378 F.2d 346
Jesse Eugene DEARINGER, Appellant,
UNITED STATES of America, Appellee.
United States Court of Appeals Ninth Circuit.
April 27, 1967.
Jesse Eugene Dearinger, in pro. per.
Eugene G. Cushing, U.S. Atty., Robert Williams Charles W. Billinghurst, Asst. U.S. Attys., Tacoma, Wash., for appellee.
Before JERTBERG and MERRILL, Circuit Judges. and MATHES, District judge.
MERRILL, Circuit Judge:
Appellant, convicted in 1963 of bank robbery and assault during a bank robbery (18 U.S.C. 2113(a) and (d)), appealed to this court and secured a reversal for failure of the District Court to allow him to call witnesses against the advice of his counsel. Dearinger v. United States, 344 F.2d 309 (9th Cir. 1965). Upon retrial he was again found guilty and sentenced, and has again appealed. The case involves robbery of the University Place branch of the National Bank of Washington, near Tacoma, Washington, on November 21, 1962.
Prior to his second trial, appellant moved to suppress all evidence tractable to his having been subjected to a police lineup without benefit of counsel. (At his trial no direct evidence of the lineup was introduced, but he was identified by all witnesses who had picked him out of the lineup.) This court has recently held that lack of counsel at lineup does not constitute a violation of constitutional rights. Gilbert v. United States, 366 F.2d 923 (9th Cir. 1966), cert. granted, Gilbert v. California, 384 U.S. 985, 86 S.Ct. 1902, 16 L.Ed.2d 1003 (1966).
Appellant contends, however, that his lineup was illegal as the product of an illegal arrest, relying upon Wong Sun v. United States, 371 U.S. 471, 83 S.Ct. 407, 9 L.Ed.2d 441 (1963); see also Gatlin v. United States, 117 U.S.App.D.C. 123, 326 F.2d 666 (D.C.Cir.1963); Bynum v. United States, 104 U.S.App.D.C. 368, 262 F.2d 465 (D.C.Cir.1958).

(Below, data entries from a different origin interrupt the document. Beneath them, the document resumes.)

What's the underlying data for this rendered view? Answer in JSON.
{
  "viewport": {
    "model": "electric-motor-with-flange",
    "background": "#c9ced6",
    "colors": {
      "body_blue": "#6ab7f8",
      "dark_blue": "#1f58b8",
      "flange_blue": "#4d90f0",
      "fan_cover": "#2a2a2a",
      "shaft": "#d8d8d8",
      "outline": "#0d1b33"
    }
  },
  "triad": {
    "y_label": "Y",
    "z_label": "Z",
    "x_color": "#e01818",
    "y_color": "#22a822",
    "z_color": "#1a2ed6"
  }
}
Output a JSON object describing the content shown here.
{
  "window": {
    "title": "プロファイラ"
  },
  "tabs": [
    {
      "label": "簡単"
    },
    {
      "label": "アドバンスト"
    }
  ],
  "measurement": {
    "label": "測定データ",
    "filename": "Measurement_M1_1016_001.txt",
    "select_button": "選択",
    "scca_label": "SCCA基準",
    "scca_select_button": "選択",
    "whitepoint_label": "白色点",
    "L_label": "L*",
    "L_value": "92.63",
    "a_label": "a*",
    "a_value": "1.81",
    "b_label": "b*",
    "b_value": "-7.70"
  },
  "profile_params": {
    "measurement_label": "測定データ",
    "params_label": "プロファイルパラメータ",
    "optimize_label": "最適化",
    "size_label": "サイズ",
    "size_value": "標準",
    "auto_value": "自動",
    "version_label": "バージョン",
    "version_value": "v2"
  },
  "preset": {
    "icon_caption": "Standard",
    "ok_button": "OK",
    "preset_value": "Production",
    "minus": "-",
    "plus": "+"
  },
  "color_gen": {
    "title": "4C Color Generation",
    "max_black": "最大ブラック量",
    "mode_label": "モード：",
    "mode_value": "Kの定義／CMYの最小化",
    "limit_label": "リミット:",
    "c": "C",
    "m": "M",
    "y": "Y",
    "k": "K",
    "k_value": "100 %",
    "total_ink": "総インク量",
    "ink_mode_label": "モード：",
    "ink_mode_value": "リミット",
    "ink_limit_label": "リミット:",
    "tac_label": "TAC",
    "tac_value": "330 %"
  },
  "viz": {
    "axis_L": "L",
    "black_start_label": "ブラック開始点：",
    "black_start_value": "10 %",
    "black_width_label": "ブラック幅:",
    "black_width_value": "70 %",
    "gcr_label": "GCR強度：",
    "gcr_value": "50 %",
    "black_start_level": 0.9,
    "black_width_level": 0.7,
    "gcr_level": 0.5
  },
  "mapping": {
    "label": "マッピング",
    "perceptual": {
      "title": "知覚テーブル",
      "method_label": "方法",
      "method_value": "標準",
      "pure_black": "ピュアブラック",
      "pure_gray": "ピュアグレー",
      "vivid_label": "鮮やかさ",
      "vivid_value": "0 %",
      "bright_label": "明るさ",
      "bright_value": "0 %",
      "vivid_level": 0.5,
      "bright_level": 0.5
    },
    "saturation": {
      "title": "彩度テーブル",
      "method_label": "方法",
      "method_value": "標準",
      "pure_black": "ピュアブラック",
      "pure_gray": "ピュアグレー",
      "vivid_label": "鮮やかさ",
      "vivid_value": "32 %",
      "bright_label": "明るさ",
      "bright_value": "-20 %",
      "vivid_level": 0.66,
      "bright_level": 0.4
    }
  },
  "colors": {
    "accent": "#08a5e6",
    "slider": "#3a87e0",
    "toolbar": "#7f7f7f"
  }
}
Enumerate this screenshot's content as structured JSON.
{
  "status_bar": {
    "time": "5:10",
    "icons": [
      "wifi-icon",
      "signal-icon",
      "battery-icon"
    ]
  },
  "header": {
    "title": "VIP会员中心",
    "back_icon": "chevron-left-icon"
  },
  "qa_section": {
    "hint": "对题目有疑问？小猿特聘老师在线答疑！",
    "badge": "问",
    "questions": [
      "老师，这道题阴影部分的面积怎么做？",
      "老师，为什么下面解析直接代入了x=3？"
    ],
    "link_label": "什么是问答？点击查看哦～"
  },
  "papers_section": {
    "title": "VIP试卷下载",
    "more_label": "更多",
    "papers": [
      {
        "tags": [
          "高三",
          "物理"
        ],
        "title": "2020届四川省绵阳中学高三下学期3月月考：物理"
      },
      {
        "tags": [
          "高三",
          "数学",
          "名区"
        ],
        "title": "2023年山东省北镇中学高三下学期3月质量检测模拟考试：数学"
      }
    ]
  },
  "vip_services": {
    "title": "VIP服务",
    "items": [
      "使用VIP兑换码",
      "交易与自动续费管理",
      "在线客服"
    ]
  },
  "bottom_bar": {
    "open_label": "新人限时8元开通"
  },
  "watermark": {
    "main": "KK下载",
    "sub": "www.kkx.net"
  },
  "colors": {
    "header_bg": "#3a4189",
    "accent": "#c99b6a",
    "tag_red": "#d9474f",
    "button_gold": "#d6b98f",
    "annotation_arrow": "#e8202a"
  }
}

Appellant asserts that the affidavit is irrelevant since the affiant was not the person making the arrest. He was, however, the officer in charge, and it is clear that the arresting officer was acting under his direction or instruction. This is sufficient. United States v. Bianco, 189 F.2d 716 (3d Cir. 1951); cf., Travis v. United States, 362 F.2d 477 (9th Cir. 1966), cert. denied, 385 U.S. 885, 87 S.Ct. 179, 17 L.Ed.2d 113 (1966); Bynum v. United States, supra.
Following trial, at 3:15 p.m. on June 24, 1965, the jury retired to deliberate. At 12:35 p.m. the following day they reported that they were unable to agree. The District Judge then gave the charge set forth in the margin. Appellant contends that this was coercive.
The charge is much like that approved in Allen v. United States, 164 U.S. 492, 17 S.Ct. 154, 41 L.Ed. 528 (1896), and in our judgment was not coercive. Walsh v. United States, 371 F.2d 135 (9th Cir. 1967); Henry v. United States, 361 F.2d 352 (9th Cir. 1966), cert. denied,386 U.S. 957, 87 S.Ct. 1022, 18 L.Ed.2d 104 (1967); Hutson v. United States,16 Alaska 485, 238 F.2d 167 (9th Cir. 1956).
Prior to his first trial appellant's bail was set at $15,000. Pending the second trial it was raised to $20,000. Upon appellant's motion prior to his second trial, reduction was denied. On this appeal he asserts that bail was excessive and that the refusal to reduce prejudiced his ability to prepare his case.
We do not find the bail excessive under the circumstances. Furthermore we find no prejudice in preparation of his case for trial. Appellant's motion for reduction was made four days before trial (two years after his arrest). He had adequate access to family and counsel. He points to no specific instance of prejudice.